Animal shelters need a variety of separate rooms with their own self-contained HVAC systems to prevent sick animals from infecting the general population. Furthermore, the rooms need 100-percent outdoor air exchange and a negative room pressure that exhausts more air than what’s supplied, versus pushing it into adjacent spaces. BCHS’s new building has dog and cat isolation rooms, plus two intake areas and the veterinarian suites are also isolated with separate ERV systems that change out 100-percent of the air with nine air changes/hr., which falls within the six to 12 air changes/hr, recommended by the Humane Society of the United States’ Shelter Design manual.
Separate HVAC designs have been instrumental in improving animal health. Furthermore, they prevent illnesses or at the least, shorten their duration, according to Matson. The previous building had isolation areas, but all rooms shared recirculating ventilation systems.

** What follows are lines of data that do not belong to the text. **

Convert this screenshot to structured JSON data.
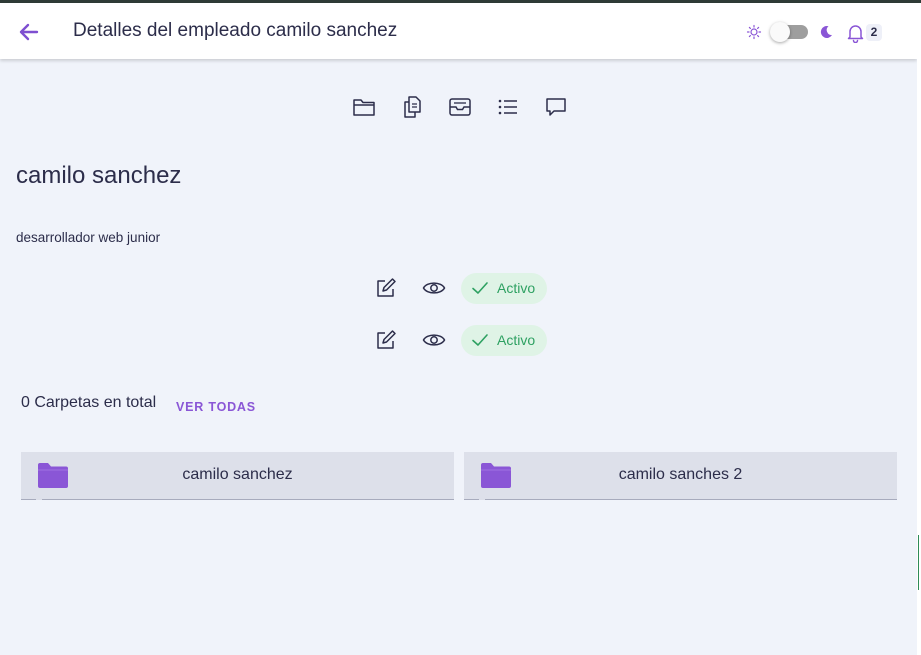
{
  "header": {
    "title": "Detalles del empleado camilo sanchez",
    "back_icon": "arrow-left-icon",
    "theme_toggle": {
      "state": "off",
      "light_icon": "sun-icon",
      "dark_icon": "moon-icon"
    },
    "notifications": {
      "icon": "bell-icon",
      "count": "2"
    }
  },
  "toolbar": {
    "icons": [
      "folder-icon",
      "documents-icon",
      "inbox-icon",
      "list-icon",
      "comment-icon"
    ]
  },
  "employee": {
    "name": "camilo sanchez",
    "role": "desarrollador web junior"
  },
  "documents": [
    {
      "status": "Activo",
      "edit_icon": "edit-icon",
      "view_icon": "eye-icon"
    },
    {
      "status": "Activo",
      "edit_icon": "edit-icon",
      "view_icon": "eye-icon"
    }
  ],
  "folders_section": {
    "count_label": "0 Carpetas en total",
    "see_all_label": "VER TODAS"
  },
  "folders": [
    {
      "name": "camilo sanchez"
    },
    {
      "name": "camilo sanches 2"
    }
  ],
  "colors": {
    "accent": "#8a56d6",
    "status_active_bg": "#dff3e6",
    "status_active_text": "#2ea162",
    "page_bg": "#f0f3fa",
    "folder_card_bg": "#dde0ea",
    "text": "#2c2d4a"
  }
}
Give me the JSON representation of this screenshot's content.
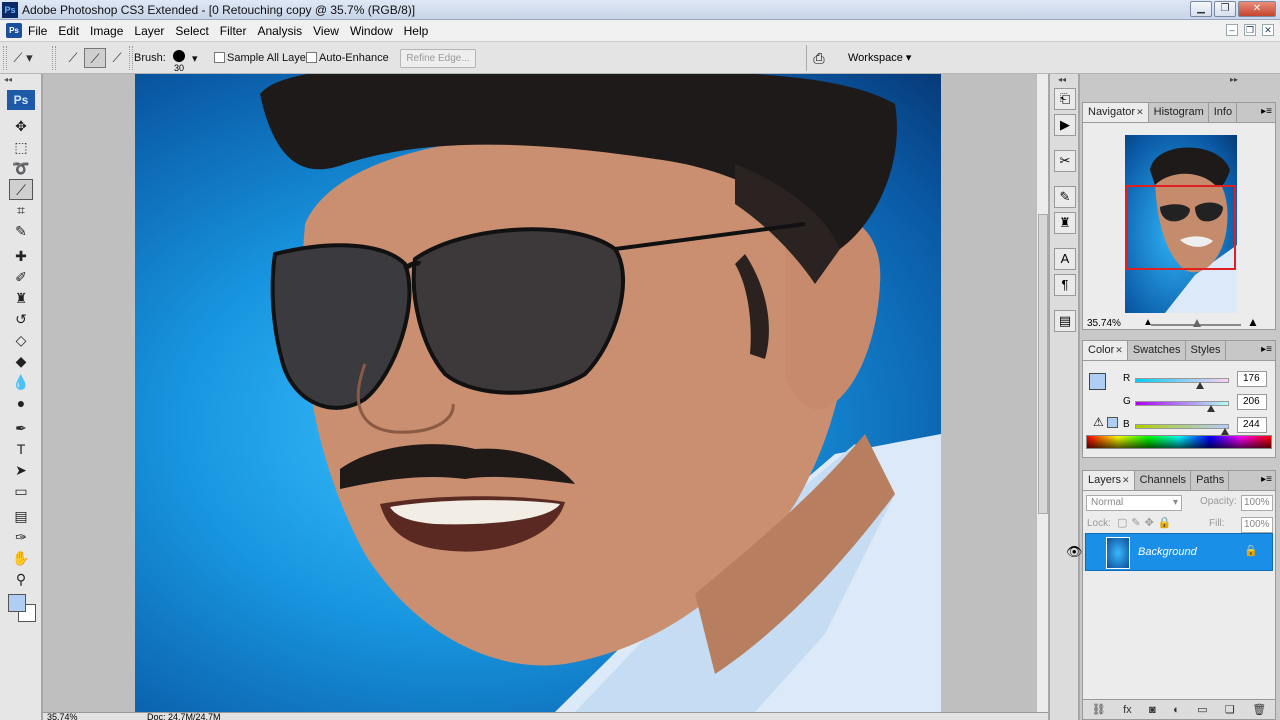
{
  "app": {
    "title": "Adobe Photoshop CS3 Extended - [0  Retouching copy @ 35.7% (RGB/8)]",
    "logo": "Ps"
  },
  "menubar": {
    "doc_icon": "Ps",
    "items": [
      "File",
      "Edit",
      "Image",
      "Layer",
      "Select",
      "Filter",
      "Analysis",
      "View",
      "Window",
      "Help"
    ]
  },
  "options": {
    "brush_label": "Brush:",
    "brush_size": "30",
    "sample_all_layers": "Sample All Layers",
    "auto_enhance": "Auto-Enhance",
    "refine_edge": "Refine Edge...",
    "workspace": "Workspace"
  },
  "toolbox": {
    "badge": "Ps",
    "tools": [
      {
        "name": "move-tool-icon",
        "glyph": "✥"
      },
      {
        "name": "marquee-tool-icon",
        "glyph": "⬚"
      },
      {
        "name": "lasso-tool-icon",
        "glyph": "➰"
      },
      {
        "name": "quick-selection-tool-icon",
        "glyph": "⟋"
      },
      {
        "name": "crop-tool-icon",
        "glyph": "⌗"
      },
      {
        "name": "slice-tool-icon",
        "glyph": "✎"
      },
      {
        "name": "healing-brush-tool-icon",
        "glyph": "✚"
      },
      {
        "name": "brush-tool-icon",
        "glyph": "✐"
      },
      {
        "name": "clone-stamp-tool-icon",
        "glyph": "♜"
      },
      {
        "name": "history-brush-tool-icon",
        "glyph": "↺"
      },
      {
        "name": "eraser-tool-icon",
        "glyph": "◇"
      },
      {
        "name": "paint-bucket-tool-icon",
        "glyph": "◆"
      },
      {
        "name": "blur-tool-icon",
        "glyph": "💧"
      },
      {
        "name": "dodge-tool-icon",
        "glyph": "●"
      },
      {
        "name": "pen-tool-icon",
        "glyph": "✒"
      },
      {
        "name": "type-tool-icon",
        "glyph": "T"
      },
      {
        "name": "path-selection-tool-icon",
        "glyph": "➤"
      },
      {
        "name": "shape-tool-icon",
        "glyph": "▭"
      },
      {
        "name": "notes-tool-icon",
        "glyph": "▤"
      },
      {
        "name": "eyedropper-tool-icon",
        "glyph": "✑"
      },
      {
        "name": "hand-tool-icon",
        "glyph": "✋"
      },
      {
        "name": "zoom-tool-icon",
        "glyph": "⚲"
      }
    ]
  },
  "status": {
    "zoom": "35.74%",
    "doc": "Doc: 24.7M/24.7M"
  },
  "navigator": {
    "tabs": [
      "Navigator",
      "Histogram",
      "Info"
    ],
    "zoom": "35.74%"
  },
  "color": {
    "tabs": [
      "Color",
      "Swatches",
      "Styles"
    ],
    "r_label": "R",
    "g_label": "G",
    "b_label": "B",
    "r": "176",
    "g": "206",
    "b": "244",
    "foreground_hex": "#b0cef4",
    "channels": {
      "r": 176,
      "g": 206,
      "b": 244
    }
  },
  "layers": {
    "tabs": [
      "Layers",
      "Channels",
      "Paths"
    ],
    "blend_mode": "Normal",
    "opacity_label": "Opacity:",
    "opacity": "100%",
    "lock_label": "Lock:",
    "fill_label": "Fill:",
    "fill": "100%",
    "items": [
      {
        "name": "Background",
        "selected": true,
        "locked": true
      }
    ]
  },
  "colors": {
    "selection": "#1a8fe8",
    "photo_bg": "#1896e0"
  }
}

The key to the facility’s 100-percent outdoor air strategy is three EV450 (300 to 400-cfms), two HE1X (450 to 550-cfms) and one HE2X (2,000-cfm) energy recovery ventilators (ERV) manufactured by RenewAire. All ERVs are stand-alone ducted systems that use a proprietary, AHRI-certified static plate core for heat recovery and humidity control. Before exhausting air returned from the spaces, the ERVs recover energy from it to efficiently heat or cool incoming outdoor air through a thermal exchange via the static core process, but without cross contaminating it. Downstate fabricated the RTU plenums, which transition into 12 to 20-inch-diameter spiral metal duct for air distribution to the respective rooms and areas.
“A static core is a simpler humidity control process to apply and maintain versus enthalpy wheels,” said Sibert. “Versus enthalpy wheels, static cores have no moving parts, are easier to maintain, don’t have issues with pre-heat, defrost and cross-contamination, the latter which is critical for isolation areas in humane society wards.”
The kennel areas are efficiently heated with infrared heaters and the ERVs include electric heaters in the supply to provide neutral tempered air at approximately 68°F.
The BCHS building, which was funded through a capital campaign, a mortgage and newly-introduced revenue-generating services, has been visited by a half-dozen similar shelter organizations looking to improve their IAQ and animal environmental health challenges.
Proving that animal and human environments share similar IAQ requirements, Sibert used a comparable RTU and ERV design at a family health clinic in Cortland, N.Y., soon after the BCHS was completed.
For more than 35 years, RenewAire® , Waunakee, Wis., has been an HVAC industry pioneer for improving human health, cognitive function, productivity and wellbeing by enhancing indoor air quality (IAQ) via energy recovery ventilation (ERV) technologies. This is accomplished energy-efficiently, cost-effectively and sustainably with fifth generation static plate enthalpy core energy recovery ventilators and dedicated outdoor air systems (DOAS). RenewAire was recently recognized as a Top Workplace–2019 by the Wisconsin State Journal newspaper for providing an optimum employee environment, which is conditioned with (IAQ) by its own DOAS and ERV equipment. For more information, visit www.renewaire.com, email: [email protected] or call (800) 627-4499.